 We conclude that the state court decision was neither contrary to nor involved an unreasonable application of clearly established federal law.   The state court applied a test based on state precedent that is virtually indistinguishable from Strickland.   Nor was the state court determination that Hook had suffered no prejudice an unreasonable application of the Strickland principle to the facts of Hook's case.   The state post-conviction court held, “Furthermore, given all of the other evidence in this case, the Applicant has failed to establish any prejudice resulting from the admission of these observations and her invocation of the right to remain silent and have counsel present.”   However brief the court's analysis, it did not constitute an unreasonable application of law to the facts established at trial.

We agree with the district court that the evidence presented by the state was of such force and magnitude that, absent the post-Miranda warnings testimony, there is no reasonable probability that the result of the proceeding would have been different.  “In making this determination, a court hearing an ineffectiveness claim must consider the totality of the evidence before the judge or jury.”  Strickland, 466 U.S. at 695, 104 S.Ct. 2052.   Dr. Michael Taylor, the state's expert, disputed Dr. Varner's assertion that Hook was still in the throes of major depression, testifying that he did not believe that Hook had suffered a reactive psychotic episode shortly before the shooting.

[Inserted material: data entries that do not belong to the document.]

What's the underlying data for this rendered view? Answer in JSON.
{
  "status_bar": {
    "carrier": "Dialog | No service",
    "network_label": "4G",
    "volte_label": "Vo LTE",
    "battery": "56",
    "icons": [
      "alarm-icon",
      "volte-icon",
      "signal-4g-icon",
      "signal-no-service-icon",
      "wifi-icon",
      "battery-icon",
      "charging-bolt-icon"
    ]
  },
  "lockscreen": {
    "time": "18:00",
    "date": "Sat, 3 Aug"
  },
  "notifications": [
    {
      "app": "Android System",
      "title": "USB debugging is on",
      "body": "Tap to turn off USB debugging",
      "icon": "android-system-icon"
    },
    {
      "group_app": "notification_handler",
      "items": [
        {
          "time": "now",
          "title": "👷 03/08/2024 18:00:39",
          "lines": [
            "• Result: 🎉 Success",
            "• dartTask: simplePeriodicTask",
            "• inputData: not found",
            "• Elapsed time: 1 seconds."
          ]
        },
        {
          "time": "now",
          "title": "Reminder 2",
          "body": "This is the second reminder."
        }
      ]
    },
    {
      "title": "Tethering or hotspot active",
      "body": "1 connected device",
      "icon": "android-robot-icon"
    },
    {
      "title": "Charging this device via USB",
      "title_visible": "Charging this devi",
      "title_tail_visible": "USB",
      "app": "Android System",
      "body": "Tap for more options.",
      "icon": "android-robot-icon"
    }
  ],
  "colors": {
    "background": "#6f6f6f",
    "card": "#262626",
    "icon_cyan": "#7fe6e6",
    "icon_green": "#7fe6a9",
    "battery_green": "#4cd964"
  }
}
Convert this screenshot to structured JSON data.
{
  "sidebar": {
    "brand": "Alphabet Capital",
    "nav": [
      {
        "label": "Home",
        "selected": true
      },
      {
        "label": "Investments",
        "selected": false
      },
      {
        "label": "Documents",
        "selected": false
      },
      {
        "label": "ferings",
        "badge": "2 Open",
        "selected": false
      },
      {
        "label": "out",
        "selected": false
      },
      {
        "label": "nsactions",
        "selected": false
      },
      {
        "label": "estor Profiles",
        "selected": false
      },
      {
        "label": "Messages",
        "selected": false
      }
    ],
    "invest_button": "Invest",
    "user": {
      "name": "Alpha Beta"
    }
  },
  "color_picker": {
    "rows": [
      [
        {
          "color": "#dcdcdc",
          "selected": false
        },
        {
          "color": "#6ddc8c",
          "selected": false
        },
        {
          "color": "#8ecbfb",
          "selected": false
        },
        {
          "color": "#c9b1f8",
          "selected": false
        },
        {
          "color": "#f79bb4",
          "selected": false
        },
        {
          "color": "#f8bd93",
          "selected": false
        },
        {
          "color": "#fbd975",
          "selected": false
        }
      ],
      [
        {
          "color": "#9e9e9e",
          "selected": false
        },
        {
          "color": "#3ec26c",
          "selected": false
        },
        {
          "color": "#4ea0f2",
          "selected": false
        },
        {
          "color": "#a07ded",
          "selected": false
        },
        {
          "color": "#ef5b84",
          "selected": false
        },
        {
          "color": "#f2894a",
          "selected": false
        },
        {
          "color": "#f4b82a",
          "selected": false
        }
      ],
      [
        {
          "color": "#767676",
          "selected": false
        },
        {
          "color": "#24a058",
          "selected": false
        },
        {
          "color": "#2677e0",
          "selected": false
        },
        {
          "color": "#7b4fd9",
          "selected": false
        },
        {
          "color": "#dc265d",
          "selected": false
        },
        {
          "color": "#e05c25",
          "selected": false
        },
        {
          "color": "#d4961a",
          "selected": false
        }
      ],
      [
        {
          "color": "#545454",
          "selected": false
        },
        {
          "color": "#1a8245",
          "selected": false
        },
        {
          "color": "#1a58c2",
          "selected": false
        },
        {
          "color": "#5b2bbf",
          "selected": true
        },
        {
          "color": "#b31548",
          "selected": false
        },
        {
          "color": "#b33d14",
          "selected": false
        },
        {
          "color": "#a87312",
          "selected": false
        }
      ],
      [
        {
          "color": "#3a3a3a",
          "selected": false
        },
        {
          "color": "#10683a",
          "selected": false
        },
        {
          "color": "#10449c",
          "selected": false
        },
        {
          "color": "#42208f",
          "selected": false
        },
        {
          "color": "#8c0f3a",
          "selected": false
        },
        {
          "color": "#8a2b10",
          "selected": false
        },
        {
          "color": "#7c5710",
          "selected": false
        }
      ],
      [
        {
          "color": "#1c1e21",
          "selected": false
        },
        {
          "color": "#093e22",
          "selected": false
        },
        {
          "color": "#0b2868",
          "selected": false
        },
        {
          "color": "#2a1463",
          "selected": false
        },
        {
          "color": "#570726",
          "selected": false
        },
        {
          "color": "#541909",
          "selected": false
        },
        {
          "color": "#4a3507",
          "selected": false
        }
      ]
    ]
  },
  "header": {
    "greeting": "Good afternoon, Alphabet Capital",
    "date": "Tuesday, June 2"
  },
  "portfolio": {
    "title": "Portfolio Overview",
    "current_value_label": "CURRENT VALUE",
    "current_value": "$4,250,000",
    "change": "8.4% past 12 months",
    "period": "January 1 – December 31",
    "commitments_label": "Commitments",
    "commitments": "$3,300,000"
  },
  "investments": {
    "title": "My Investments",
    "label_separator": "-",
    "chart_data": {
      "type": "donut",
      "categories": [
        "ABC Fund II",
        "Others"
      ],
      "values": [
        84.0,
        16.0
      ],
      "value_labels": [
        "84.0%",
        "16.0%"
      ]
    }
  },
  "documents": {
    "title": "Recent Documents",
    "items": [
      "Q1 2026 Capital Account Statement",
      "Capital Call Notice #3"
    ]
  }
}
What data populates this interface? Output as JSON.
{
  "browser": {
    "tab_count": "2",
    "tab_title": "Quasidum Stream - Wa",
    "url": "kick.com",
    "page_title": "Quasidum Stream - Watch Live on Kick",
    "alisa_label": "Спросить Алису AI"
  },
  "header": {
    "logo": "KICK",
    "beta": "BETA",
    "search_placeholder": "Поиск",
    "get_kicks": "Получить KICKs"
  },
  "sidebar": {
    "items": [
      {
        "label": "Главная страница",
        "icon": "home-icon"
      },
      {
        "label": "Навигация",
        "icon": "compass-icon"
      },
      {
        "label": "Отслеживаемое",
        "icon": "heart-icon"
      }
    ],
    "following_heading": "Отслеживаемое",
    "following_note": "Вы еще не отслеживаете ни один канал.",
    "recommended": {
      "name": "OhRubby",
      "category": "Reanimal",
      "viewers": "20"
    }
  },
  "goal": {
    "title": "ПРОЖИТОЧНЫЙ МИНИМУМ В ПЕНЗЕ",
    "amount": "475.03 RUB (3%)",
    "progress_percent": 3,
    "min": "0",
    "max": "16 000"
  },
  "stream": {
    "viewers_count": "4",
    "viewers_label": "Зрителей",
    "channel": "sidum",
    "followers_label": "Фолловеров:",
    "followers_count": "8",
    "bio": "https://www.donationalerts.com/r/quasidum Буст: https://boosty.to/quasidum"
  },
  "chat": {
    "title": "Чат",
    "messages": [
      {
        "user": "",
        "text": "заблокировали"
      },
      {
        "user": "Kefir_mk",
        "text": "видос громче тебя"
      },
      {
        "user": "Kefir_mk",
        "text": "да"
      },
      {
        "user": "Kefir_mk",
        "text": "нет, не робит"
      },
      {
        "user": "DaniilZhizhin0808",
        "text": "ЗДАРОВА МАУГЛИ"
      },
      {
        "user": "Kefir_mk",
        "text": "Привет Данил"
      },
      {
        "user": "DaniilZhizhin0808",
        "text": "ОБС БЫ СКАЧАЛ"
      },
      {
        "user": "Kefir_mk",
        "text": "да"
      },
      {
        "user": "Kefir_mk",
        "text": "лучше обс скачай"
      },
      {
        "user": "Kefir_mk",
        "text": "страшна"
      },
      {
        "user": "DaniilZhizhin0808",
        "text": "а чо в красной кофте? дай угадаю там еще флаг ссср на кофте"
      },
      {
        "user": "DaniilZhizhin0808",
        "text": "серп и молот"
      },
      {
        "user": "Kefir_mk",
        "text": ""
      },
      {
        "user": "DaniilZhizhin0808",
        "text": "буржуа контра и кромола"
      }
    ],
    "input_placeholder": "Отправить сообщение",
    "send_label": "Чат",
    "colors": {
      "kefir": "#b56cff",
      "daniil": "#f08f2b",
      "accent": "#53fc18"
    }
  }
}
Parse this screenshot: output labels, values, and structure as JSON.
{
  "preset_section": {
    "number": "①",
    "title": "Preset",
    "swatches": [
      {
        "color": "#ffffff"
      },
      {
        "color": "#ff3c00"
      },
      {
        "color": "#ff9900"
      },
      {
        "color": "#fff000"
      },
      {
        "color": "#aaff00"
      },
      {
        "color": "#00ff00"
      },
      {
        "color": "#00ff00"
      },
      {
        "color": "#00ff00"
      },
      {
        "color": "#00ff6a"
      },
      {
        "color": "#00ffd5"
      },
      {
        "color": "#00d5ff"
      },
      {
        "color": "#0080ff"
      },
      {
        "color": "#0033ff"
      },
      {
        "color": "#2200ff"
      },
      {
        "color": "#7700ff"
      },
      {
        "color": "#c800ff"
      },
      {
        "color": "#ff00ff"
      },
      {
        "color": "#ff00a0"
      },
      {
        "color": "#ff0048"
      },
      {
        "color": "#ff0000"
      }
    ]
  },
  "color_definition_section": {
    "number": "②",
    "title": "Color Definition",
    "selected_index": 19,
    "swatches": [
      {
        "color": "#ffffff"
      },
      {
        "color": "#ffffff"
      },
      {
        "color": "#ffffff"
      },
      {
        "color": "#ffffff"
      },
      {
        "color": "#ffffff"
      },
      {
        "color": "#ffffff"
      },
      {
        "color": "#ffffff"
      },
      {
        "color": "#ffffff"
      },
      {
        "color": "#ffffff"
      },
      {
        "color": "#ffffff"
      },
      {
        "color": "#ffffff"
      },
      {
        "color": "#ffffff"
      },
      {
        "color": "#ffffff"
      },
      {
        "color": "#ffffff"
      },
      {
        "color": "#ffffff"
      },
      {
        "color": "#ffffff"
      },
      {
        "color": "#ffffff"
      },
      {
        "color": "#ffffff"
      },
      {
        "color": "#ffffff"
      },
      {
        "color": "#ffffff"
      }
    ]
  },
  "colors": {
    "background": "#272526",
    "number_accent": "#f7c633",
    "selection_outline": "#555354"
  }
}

There was testimony that between the time of Hook's separation from Steven and just prior to the shooting, Hook had expressed anger toward Steven and had acted on that anger by shooting a hole into Steven's favorite painting and by carving into a table tombstones with the dates of their marriage.   A witness testified that upon learning that Steven had a new girlfriend, Hook stated, “There is never going to be another Mrs. Hook walking down the streets of Davenport.”

Additionally, two witnesses testified that they saw Hook on the day of the shooting, one within three hours of the shooting, and testified that she seemed upbeat.   Neither witness saw any indication of a depressed state or a loss of touch with reality.   As recounted above, Steven's fiancé testified that immediately after firing the fatal shot Hook stated, “I'm going to kill you, Steve.”

The now objected-to testimony comprises no more than five exchanges on seven pages of a trial transcript that exceeds one thousand pages in length.   Given the weight of the evidence establishing that Hook was not suffering from any mental impairment at the time of the shooting, we agree with the district court that the Iowa court reasonably determined that there was no reasonable probability that the jury would have adjudged Hook insane in the absence of the post-Miranda warnings testimony.

The order of dismissal is affirmed.


1.   The Honorable Robert W. Pratt, United States District Judge for the Southern District of Iowa, adopting the Report and Recommendation of the Honorable Ross A. Walters, Chief United States Magistrate Judge for the Southern District of Iowa.

WOLLMAN, Circuit Judge.